Records drawn from a dataset:
■ ■ ■ ■
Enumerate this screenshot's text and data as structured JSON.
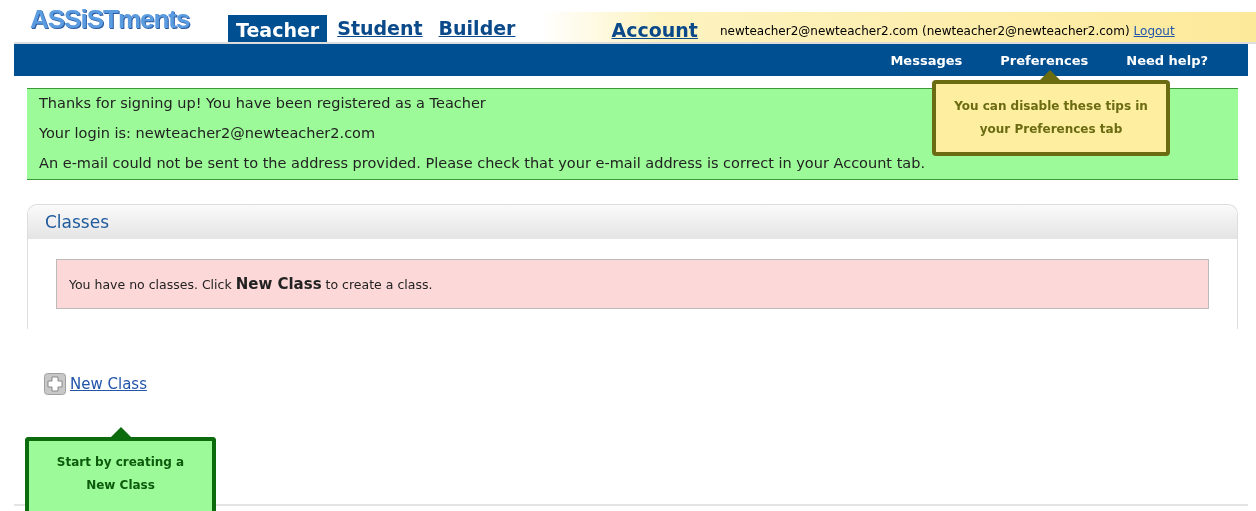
{
  "logo": "ASSiSTments",
  "tabs": [
    {
      "label": "Teacher",
      "selected": true
    },
    {
      "label": "Student",
      "selected": false
    },
    {
      "label": "Builder",
      "selected": false
    }
  ],
  "account_tab": {
    "label": "Account"
  },
  "user": {
    "text": "newteacher2@newteacher2.com (newteacher2@newteacher2.com)",
    "logout": "Logout"
  },
  "nav": [
    "Messages",
    "Preferences",
    "Need help?"
  ],
  "notice": [
    "Thanks for signing up! You have been registered as a Teacher",
    "Your login is: newteacher2@newteacher2.com",
    "An e-mail could not be sent to the address provided. Please check that your e-mail address is correct in your Account tab."
  ],
  "classes": {
    "title": "Classes",
    "empty_message": "You have no classes. Click **New Class** to create a class."
  },
  "new_class": {
    "label": "New Class"
  },
  "tips": [
    {
      "text": "You can disable these tips in your Preferences tab",
      "kind": "yellow"
    },
    {
      "text": "Start by creating a New Class",
      "kind": "green"
    }
  ]
}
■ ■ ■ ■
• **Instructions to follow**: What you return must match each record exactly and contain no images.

• **Exercise solution**:
Enumerate this screenshot's text and data as structured JSON.
{
  "logo": "ASSiSTments",
  "tabs": [
    {
      "label": "Teacher",
      "selected": true
    },
    {
      "label": "Student",
      "selected": false
    },
    {
      "label": "Builder",
      "selected": false
    }
  ],
  "account_tab": {
    "label": "Account"
  },
  "user": {
    "text": "newteacher2@newteacher2.com (newteacher2@newteacher2.com)",
    "logout": "Logout"
  },
  "nav": [
    "Messages",
    "Preferences",
    "Need help?"
  ],
  "notice": [
    "Thanks for signing up! You have been registered as a Teacher",
    "Your login is: newteacher2@newteacher2.com",
    "An e-mail could not be sent to the address provided. Please check that your e-mail address is correct in your Account tab."
  ],
  "classes": {
    "title": "Classes",
    "empty_message": "You have no classes. Click **New Class** to create a class."
  },
  "new_class": {
    "label": "New Class"
  },
  "tips": [
    {
      "text": "You can disable these tips in your Preferences tab",
      "kind": "yellow"
    },
    {
      "text": "Start by creating a New Class",
      "kind": "green"
    }
  ]
}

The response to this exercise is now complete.